"...America has no counterpart to José – no one who is simultaneously a prolific novelist, a social and political organizer, and a small scale entrepreneur...José's identity has equipped him to be fully sensitive to the nation's miseries without succumbing, like many of his characters to corruption or despair...

— James Fallows, The Atlantic Monthly[12]

"...The reader of his well crafted stories will learn more about the Philippines, its people and its concerns than from any journalistic account or from a holiday trip there. José's books takes us to the heart of the Filipino mind and soul, to the strengths and weaknesses of its men, women, and culture.

— Lynne Bundesen, Los Angeles Times[12]

See also[edit]

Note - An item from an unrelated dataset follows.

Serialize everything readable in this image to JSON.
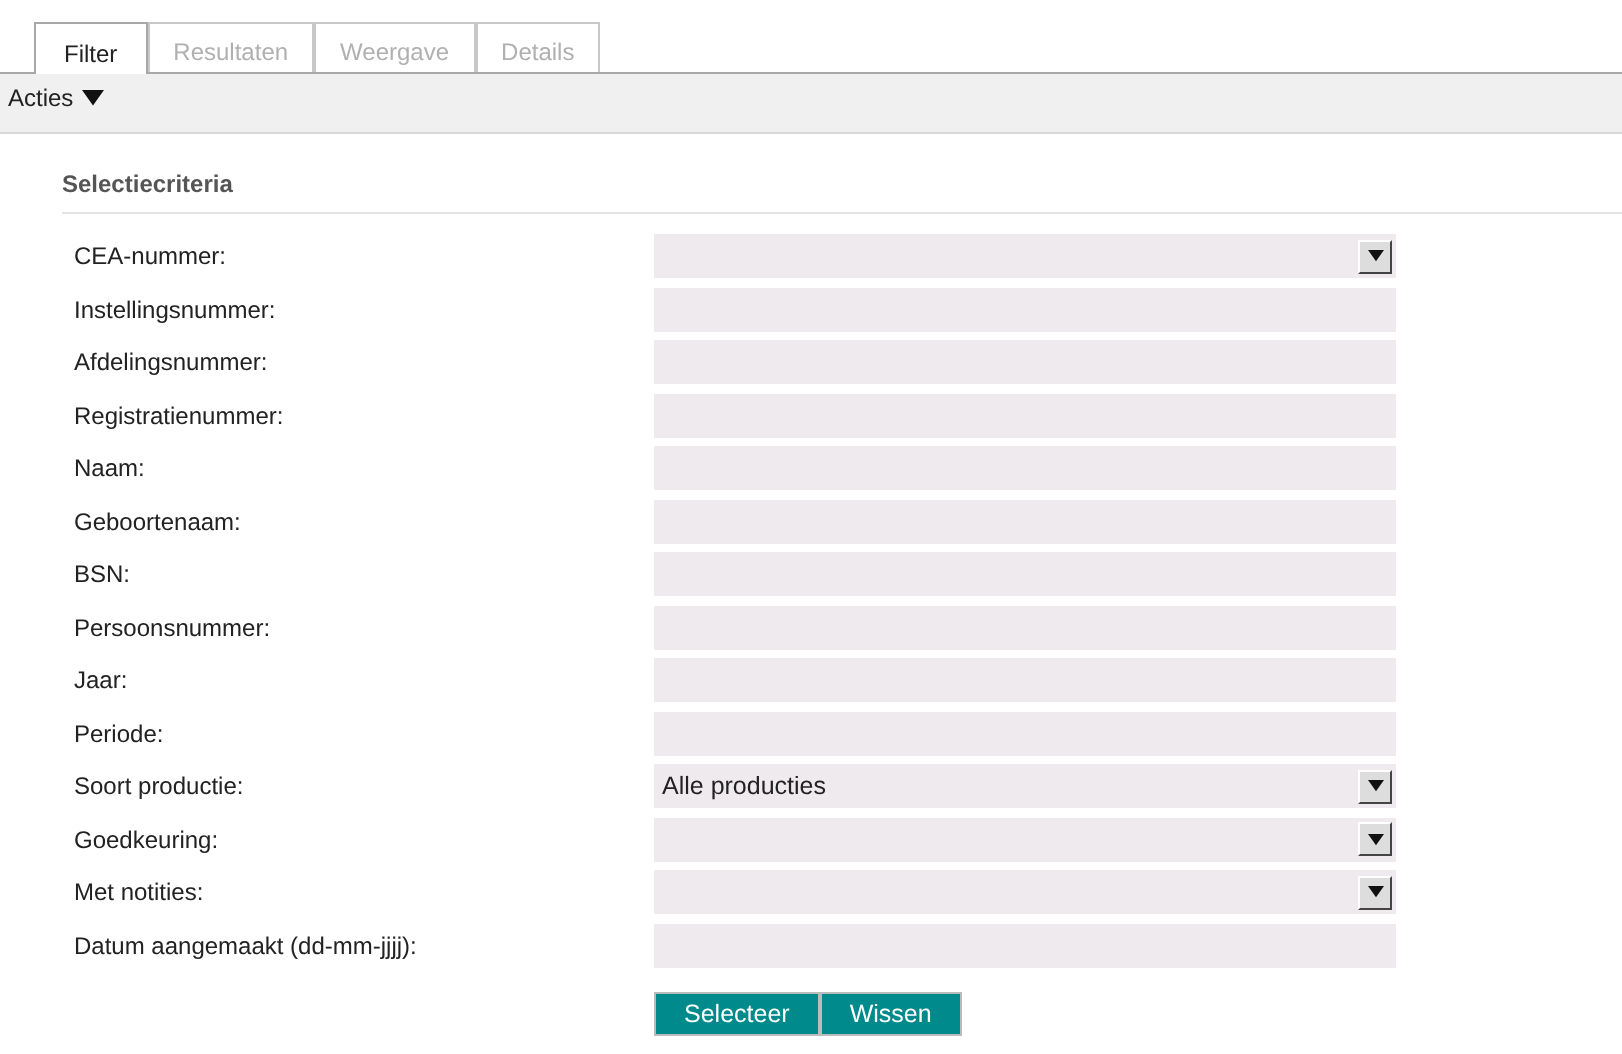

  1. ^ a b c d e f g Jose, F. Sionil (30 July 2003). "Sense of the City: Manila". BBC News. Retrieved 14 June 2007.
  2. ^ a b c d e f "Author Spotlight: F. Sionil Jose". Random House. Retrieved 14 June 2007.
  3. ^ a b c d e f Macansantos, Priscilla S. (25 April 2007). "A Hometown as Literature for F. Sionil José". Global Nation. Inquirer.net. Archived from the original on 16 July 2011. Retrieved 14 June 2007.
  4. ^ a b c d e f Yabes, Leopoldo Y. and Judson Knight. "Francisco Sionil Jose Biography". Contemporary Novelists, Vol. 16. Jrank.org. Retrieved 16 June 2007.
  5. ^ Garcia, Cathy Rose. (27 April 2007). "Author F. Sionil Jose's Insight on Philippines". Arts & Living. The Korea Times. Retrieved 19 December 2008.
  6. ^ Garcia, Cathy Rose. (27 April 2007). "Author F. Sionil Jose's Insight on Philippines". BookAsia.org (Korean website). Retrieved 19 December 2008.
  7. ^ Scalice, Joseph (17 December 2004). "Articulating Revolution: Rizal in F. Sionil José's Rosales Saga". Archived from the original on 14 February 2008. Retrieved 19 December 2006.
  8. ^ José, F. Sionil (11 September 2011). "Why we are shallow". The Philippine Star. Retrieved 11 October 2014.
  9. ^ "Guest of Honor Introduction - NATIONAL ARTIST FOR LITERATURE – MR. F. SIONIL JOSE". Carlos Palanca Memorial Awards. 2011. Retrieved 28 April 2016.
  10. ^ "Culture Profile: F. Sionil José". About Culture and Arts. National Commission for Culture and Arts. 2002. Retrieved 16 June 2007.
  11. ^ Makosinski, Art (1996). "Francisco Sionil José – A Filipino Odyssey". ME.UVIC.ca. Archived from the original on 11 June 2007. Retrieved 16 June 2007.
  12. ^ a b c d Makosinski, Art. "About Francisco Sionil José". Engr.Uvic.ca. Archived from the original on 9 June 2007. Retrieved 16 June 2007.

Further reading[edit]

External links[edit]